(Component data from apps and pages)
-*-
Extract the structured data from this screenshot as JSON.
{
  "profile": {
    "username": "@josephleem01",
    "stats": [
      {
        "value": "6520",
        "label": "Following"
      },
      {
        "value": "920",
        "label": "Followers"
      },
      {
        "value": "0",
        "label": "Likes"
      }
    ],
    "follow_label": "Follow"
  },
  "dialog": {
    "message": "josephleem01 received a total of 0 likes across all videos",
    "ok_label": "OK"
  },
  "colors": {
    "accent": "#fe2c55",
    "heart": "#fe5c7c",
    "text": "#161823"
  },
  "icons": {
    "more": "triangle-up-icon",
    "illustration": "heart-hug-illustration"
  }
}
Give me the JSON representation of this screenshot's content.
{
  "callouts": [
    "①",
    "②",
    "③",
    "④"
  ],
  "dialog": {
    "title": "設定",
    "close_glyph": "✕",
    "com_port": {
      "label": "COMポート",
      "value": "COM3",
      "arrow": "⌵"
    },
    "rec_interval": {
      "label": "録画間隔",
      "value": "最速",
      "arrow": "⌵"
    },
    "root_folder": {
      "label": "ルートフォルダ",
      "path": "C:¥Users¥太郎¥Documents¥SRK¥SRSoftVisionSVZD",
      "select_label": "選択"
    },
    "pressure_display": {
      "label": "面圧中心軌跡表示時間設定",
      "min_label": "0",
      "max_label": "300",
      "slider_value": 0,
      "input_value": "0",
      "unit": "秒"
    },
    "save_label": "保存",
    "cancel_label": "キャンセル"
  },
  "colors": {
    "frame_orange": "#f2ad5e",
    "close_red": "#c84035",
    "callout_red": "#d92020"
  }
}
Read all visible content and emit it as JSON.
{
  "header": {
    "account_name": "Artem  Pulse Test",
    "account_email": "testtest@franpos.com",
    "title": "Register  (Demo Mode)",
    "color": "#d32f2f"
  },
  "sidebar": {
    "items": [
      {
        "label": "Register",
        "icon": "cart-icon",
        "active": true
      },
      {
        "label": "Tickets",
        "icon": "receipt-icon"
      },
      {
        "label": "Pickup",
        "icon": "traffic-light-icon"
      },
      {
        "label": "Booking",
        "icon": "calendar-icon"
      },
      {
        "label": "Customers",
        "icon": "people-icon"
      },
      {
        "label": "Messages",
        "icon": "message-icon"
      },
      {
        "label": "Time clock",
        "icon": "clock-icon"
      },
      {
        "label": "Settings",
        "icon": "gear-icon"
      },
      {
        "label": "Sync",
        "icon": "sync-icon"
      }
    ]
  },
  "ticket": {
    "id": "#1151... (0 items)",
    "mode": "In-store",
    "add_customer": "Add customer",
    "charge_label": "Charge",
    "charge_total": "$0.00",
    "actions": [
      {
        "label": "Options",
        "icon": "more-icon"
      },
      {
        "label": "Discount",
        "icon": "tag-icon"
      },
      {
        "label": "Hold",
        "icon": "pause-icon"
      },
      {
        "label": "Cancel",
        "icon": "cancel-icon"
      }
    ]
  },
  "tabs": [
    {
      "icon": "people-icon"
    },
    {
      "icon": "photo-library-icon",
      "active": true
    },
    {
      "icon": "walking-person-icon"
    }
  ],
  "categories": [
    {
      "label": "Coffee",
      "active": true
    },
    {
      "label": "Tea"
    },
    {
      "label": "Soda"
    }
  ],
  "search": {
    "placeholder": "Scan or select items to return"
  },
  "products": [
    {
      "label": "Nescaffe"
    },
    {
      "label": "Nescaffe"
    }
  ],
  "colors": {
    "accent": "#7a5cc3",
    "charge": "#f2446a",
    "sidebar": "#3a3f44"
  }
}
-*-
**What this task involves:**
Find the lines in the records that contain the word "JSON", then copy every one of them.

**Response:**
Extract the structured data from this screenshot as JSON.
Give me the JSON representation of this screenshot's content.
Read all visible content and emit it as JSON.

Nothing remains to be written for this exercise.